Da Verrazzano’s narrative goes on to depict the geographical and topographical features of what is now Virginia, Maryland, Delaware, New Jersey, New York and Rhode Island, and his encounters with aboriginal people along those coastlines. He describes not only the beauty of the land, but its potential for harbouring ships and cultivating crops. His anecdotes about natives and their culture is one of the earliest ethnological studies of aboriginals north of the Gulf Coast of Florida. The tone of his writing indicates he had a respectful and non-judgemental attitude towards aboriginals. One tribe is “dark in colour, not unlike the Ethiopians, with thick black hair, not very long, tied back behind the head like a small tail. As for the physique of these men, they are well proportioned, of medium height, a little taller than we are.”
Another tribe is “a bronze colour, some tending towards whiteness, others to a tawny colour; the face is clearcut; the hair is long and black, and they take great pains to decorate it; the eyes are black and alert, and their manner is sweet and gentle.”
Da Verrazzano reports a number of positive incidents with natives, including a group of men who saved one of his sailors who was attempting to swim to shore, “so tossed about by the waves that he was carried up onto the beach half dead… Whereupon the youth realizing he was being carried away like this, was seized with terror, and began to utter loud cries. They answered him in their language to show him he should not be afraid.” The rescuers built a fire to warm the crewman and when he indicated he was ready to leave, “they accompanied him to the sea, holding him close and embracing him; and then to reassure him, they withdrew to a high hill and stood watching him until he was in the boat.”
On the more northerly section of their voyage, the navigator and his crew encountered aboriginals who were suspicious of Europeans. An incident is described which, in hindsight, is indicative of the racial conflicts in the centuries ahead: “If we wanted to trade with them for some of their things, they would come to the sea shore on some rocks where the breakers were most violent, while we remained in the little boat, and they sent us what they wanted to give on a rope, continually shouting at us not to approach the land… Against their wishes, we penetrated two or three leagues inland with XXV armed men…they shot at us with their bows.”

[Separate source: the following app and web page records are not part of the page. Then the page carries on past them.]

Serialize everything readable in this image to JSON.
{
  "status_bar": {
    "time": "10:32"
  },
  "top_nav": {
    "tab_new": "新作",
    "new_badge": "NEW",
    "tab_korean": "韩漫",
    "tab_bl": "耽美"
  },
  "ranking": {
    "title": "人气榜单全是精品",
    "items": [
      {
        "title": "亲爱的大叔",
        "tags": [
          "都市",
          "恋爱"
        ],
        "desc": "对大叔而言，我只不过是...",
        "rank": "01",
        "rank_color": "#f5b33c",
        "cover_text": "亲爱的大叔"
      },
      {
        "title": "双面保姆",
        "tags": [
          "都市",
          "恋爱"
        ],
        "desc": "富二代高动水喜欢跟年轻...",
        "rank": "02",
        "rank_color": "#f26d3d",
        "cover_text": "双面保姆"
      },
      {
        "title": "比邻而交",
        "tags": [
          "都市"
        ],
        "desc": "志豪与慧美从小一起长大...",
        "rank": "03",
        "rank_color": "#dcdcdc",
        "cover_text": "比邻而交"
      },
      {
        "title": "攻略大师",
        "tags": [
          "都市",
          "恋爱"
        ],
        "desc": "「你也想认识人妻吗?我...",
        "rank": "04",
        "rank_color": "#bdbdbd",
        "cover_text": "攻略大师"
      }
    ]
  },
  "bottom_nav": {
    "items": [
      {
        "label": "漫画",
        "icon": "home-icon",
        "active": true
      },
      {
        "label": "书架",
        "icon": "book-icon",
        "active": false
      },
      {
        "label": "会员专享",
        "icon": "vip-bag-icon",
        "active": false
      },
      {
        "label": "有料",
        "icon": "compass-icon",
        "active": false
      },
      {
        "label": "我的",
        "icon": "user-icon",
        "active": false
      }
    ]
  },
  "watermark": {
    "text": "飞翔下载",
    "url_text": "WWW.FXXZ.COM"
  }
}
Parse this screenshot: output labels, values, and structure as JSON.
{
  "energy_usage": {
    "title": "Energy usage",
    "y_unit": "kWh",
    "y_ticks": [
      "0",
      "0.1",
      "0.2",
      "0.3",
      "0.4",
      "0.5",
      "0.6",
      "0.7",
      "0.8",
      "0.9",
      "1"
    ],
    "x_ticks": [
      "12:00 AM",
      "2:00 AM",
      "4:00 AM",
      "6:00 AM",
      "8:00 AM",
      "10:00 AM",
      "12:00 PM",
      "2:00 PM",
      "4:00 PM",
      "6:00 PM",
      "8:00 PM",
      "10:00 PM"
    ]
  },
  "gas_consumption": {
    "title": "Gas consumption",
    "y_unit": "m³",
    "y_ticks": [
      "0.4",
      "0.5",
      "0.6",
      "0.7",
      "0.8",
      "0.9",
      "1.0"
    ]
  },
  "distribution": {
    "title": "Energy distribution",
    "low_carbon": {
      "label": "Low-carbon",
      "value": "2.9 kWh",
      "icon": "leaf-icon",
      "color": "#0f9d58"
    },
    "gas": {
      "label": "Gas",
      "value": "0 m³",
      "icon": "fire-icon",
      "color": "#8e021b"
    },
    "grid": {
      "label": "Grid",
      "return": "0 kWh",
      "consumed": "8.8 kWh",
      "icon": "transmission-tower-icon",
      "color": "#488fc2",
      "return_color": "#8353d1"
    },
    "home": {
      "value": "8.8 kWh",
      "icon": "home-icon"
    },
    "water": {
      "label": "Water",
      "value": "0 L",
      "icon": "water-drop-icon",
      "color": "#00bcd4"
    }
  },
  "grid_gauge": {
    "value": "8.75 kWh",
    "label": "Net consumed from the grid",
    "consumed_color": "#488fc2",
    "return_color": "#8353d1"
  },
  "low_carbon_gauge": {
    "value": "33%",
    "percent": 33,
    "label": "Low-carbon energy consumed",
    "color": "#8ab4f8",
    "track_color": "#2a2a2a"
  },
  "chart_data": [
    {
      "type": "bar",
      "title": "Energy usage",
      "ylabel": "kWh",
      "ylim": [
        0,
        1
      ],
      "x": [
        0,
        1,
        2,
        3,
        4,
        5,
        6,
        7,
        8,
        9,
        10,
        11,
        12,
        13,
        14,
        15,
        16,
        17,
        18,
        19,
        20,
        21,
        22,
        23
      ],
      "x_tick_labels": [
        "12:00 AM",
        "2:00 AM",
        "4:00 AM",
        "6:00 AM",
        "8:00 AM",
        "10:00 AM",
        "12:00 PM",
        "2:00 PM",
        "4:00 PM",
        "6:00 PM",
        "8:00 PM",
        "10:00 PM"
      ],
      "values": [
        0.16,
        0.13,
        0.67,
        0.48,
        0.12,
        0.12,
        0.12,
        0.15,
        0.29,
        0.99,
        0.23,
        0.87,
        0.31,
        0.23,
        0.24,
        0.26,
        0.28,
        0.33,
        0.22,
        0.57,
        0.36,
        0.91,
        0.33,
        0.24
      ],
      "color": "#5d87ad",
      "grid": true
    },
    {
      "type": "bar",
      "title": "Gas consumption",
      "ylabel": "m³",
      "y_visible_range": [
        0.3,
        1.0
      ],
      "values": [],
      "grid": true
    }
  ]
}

Da Verrazzano returned to France after four months at sea disappointed by his discovery that the American continent was unexpectedly enormous, much larger than Europe, Africa or Asia. He sailed twice more to the Americas, once on a trading mission to Brazil (1527-1528) and then in 1528, to the Lesser Antilles, where he was presumably murdered by cannibals.
Just six years after da Verrazzano’s death, in 1534, Jacques Cartier also set sail for François I on a mission to retrace the steps of his Florentine predecessor. On July 24 of that year, along the shores of the St. Lawrence River, in New Gallia, Cartier planted a 10-metre-high cross bearing the words “Long Live the King of France,” thereby staking France’s claim in the founding of Canada.
Born in Sicily, Venera Fazio now lives in Bright’s Grove, Ontario. She is coeditor of the anthology Sweet Lemons: Writings with a Sicilian Accent. Her prose and poetry have appeared in magazines in Italy, Canada, and the United States. She is currently working on a sequel to Sweet Lemons.
First published in Accenti Magazine, Issue 15.